The audacity of sociology

There once was a campaign consultant who wanted his candidates to have only three qualities. First, he insisted that they have lots of money. Second, his clients must have the ability to keep their mouths shut. His third requirement was that they be intelligent, but he confided that he cared only that they be smart enough to understand his reasons for keeping their mouths shut. This past week, Sen. Barack Obama (D-Ill.) inadvertently demonstrated the importance of a candidate being smart enough to know when to shut up.

I’m referring, of course, to Obama’s dissertation on the sociology of “bitter people.” His awkward analysis reminded me of something I have observed about youthful candidates from both parties.

Younger candidates with lots of education are frequently burdened by a faux familiarity with social and behavioral sciences. Their supposed expertise in the corpus of sociology, social psychology and related topics often makes smart lawyers like Obama say and do dumb things.

This all stems from the educational establishment’s efforts during the post-Vietnam years to make social sciences a standard part of the curriculum, even in K-12 schools. Today, it’s in full flower.

Obama’s daughters will get an even bigger dose of social sciences than their dad got. If you don’t know what’s happening in schools these days, check out the Fox network’s “Are You Smarter Than a 5th Grader?” on Thursday nights. Based on real-world school curricula, the program poses elementary-level questions in a category of social science, as in “I’ll take a third-grade social science question for $25,000.” Social sciences are on a par with math, spelling and even solid sciences like geology and health. I don’t know the precise chronology of when this upgrade of the social sciences occurred, but it permeates every level of education today, from kindergarten through grad school.

Earlier generations of students like Sens. John McCain (R-Ariz.) and Hillary Rodham Clinton (D-N.Y.) weren’t burdened with learning concepts like social distance theory or cognitive dissonance reduction. They were too busy learning to read, write and do math problems.
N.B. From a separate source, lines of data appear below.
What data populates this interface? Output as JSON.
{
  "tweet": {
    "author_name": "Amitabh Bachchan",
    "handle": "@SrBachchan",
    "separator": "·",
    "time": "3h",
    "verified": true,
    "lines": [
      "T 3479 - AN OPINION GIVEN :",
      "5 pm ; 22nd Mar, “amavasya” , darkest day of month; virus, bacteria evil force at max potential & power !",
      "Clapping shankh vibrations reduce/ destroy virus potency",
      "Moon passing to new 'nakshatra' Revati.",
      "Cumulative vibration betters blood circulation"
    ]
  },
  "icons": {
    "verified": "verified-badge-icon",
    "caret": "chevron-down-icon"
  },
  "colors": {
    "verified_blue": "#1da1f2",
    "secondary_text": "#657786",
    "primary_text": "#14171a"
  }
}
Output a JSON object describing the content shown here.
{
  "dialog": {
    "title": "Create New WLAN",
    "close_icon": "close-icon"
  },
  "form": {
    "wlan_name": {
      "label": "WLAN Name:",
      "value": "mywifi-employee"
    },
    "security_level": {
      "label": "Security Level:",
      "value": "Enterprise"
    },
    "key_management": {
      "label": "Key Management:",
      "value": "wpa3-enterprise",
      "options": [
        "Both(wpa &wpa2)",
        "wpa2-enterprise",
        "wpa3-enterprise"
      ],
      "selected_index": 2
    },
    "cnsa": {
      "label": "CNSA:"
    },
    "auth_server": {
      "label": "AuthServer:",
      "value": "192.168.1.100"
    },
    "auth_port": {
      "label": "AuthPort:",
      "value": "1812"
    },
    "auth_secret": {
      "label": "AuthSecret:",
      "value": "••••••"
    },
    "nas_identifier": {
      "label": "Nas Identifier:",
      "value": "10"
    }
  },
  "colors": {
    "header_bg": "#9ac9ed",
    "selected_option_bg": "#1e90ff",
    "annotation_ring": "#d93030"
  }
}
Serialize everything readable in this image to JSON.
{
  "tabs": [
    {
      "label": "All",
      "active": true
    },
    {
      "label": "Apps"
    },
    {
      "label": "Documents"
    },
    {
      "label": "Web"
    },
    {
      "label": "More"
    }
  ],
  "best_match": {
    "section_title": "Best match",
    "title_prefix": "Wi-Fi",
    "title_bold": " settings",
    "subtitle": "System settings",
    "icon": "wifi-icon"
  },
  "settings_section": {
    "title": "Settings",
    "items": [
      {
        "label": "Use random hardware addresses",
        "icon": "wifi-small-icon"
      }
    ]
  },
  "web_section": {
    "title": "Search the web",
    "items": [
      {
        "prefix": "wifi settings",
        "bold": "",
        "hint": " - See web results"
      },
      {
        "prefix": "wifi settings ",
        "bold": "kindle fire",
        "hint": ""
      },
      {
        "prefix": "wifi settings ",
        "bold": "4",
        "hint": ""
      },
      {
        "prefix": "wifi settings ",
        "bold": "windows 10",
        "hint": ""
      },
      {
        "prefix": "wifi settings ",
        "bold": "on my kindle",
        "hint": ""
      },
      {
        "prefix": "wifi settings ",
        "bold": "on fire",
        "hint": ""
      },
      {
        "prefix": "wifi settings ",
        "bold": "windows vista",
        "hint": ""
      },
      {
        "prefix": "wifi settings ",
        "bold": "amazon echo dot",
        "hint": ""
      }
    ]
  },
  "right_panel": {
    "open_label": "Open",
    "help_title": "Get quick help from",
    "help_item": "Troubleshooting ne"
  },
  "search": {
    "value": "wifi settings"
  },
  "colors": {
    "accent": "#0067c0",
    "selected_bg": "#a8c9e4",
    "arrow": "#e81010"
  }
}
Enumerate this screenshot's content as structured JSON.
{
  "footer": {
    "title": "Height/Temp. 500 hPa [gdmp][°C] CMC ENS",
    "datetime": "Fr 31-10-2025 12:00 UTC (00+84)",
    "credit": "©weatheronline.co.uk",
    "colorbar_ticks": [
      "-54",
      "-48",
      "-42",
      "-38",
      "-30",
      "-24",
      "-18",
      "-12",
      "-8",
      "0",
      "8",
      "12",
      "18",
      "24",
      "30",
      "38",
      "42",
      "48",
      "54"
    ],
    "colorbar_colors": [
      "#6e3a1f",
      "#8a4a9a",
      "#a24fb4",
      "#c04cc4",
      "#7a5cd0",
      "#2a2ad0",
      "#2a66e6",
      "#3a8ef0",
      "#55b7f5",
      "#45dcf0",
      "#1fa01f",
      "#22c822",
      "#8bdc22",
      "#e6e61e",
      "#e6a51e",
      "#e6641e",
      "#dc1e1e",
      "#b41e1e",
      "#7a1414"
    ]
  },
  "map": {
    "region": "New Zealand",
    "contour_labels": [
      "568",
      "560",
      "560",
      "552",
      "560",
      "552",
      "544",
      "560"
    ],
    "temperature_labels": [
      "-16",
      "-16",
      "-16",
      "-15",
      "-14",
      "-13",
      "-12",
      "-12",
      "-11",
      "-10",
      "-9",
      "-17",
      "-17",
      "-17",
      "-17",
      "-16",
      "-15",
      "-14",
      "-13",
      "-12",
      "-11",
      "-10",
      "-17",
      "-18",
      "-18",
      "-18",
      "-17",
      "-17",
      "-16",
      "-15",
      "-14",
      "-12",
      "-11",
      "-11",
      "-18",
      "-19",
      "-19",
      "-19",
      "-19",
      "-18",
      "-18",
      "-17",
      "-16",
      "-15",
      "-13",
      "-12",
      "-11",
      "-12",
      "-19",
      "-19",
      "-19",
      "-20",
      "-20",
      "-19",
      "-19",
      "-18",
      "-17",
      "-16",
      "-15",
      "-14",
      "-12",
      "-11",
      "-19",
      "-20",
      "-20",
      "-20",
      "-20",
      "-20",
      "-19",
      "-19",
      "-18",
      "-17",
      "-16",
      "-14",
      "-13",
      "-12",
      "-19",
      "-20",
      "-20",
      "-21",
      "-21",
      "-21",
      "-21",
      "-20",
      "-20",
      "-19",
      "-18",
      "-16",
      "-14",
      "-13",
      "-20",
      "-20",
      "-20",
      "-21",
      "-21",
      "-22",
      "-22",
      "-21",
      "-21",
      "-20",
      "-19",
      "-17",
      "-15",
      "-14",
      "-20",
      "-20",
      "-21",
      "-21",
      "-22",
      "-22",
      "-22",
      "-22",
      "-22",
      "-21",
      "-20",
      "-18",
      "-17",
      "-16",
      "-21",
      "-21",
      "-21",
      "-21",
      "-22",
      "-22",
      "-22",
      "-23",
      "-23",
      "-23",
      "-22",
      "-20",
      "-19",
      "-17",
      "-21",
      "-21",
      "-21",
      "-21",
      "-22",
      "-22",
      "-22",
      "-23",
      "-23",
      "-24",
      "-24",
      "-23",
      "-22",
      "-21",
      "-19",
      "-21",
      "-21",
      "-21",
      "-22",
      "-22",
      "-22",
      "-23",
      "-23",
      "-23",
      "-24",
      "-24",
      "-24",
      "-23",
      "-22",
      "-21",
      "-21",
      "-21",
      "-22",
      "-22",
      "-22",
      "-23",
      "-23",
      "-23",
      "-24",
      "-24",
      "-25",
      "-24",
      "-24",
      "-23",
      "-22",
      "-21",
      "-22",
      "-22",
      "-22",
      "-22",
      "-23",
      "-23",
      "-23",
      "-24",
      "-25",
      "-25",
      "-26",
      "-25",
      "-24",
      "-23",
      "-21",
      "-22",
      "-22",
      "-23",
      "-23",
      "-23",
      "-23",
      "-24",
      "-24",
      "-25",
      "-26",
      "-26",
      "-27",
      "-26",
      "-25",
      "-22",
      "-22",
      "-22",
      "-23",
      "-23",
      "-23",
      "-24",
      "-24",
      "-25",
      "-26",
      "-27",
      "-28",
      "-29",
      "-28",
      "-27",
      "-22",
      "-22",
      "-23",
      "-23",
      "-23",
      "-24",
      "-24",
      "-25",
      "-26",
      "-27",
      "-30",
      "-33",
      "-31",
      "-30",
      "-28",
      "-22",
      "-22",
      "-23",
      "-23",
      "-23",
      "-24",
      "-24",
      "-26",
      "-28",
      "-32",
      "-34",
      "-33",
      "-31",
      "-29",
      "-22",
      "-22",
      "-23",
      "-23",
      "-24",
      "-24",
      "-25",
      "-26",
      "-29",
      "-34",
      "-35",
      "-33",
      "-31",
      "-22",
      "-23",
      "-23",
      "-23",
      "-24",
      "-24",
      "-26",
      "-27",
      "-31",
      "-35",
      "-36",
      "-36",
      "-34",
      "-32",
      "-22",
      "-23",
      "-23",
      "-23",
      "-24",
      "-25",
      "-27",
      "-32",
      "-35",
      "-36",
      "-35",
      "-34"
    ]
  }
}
The closest they may have gotten to a social science would have been economics (and most economists would shudder to think of their discipline being classified as a social science or a subject that politicians speak about extemporaneously). So when a question comes along that would better be left to the successors of C. Wright Mills on today’s college campuses, the old-timers know what to say: nothing.

A young politician who has had a single course in geology would probably be reluctant to discuss the geological factors occurring as a prelude to a volcano erupting. But that same politician, armed with a course in sociology, has no reluctance to discuss a topic like “bitter people” and their response to adversities. It’s because — I suppose — the social sciences are all about us, the human people.

Because the politician is one of the smarter human people who interacts all day as a “participant observer” studying other, less intelligent, people he encounters, and he’s had a course in the science of people, he’s an expert. So he gabs about what he “knows.”

Obama’s infatuation with social science is profound. During Sunday evening’s Compassion Forum, the senator was asked to comment on faith-based abstinence programs designed to combat AIDS in Africa. As a good politician, he initially told his questioner what he wanted to hear, but then went on to speak of his enthusiasm for behavioral modification programs that are proven effective by “the science” of AIDS prevention research. He said this with the assurance that such knowledge indisputably exists.

Someone needs to intervene and tell young politicians like Obama that even most social scientists themselves are frequently hesitant to unequivocally extol the “hardness” of their research.

Hill is director of Hill Research Consultants, a Texas-based firm that has polled for GOP candidates and causes since 1988.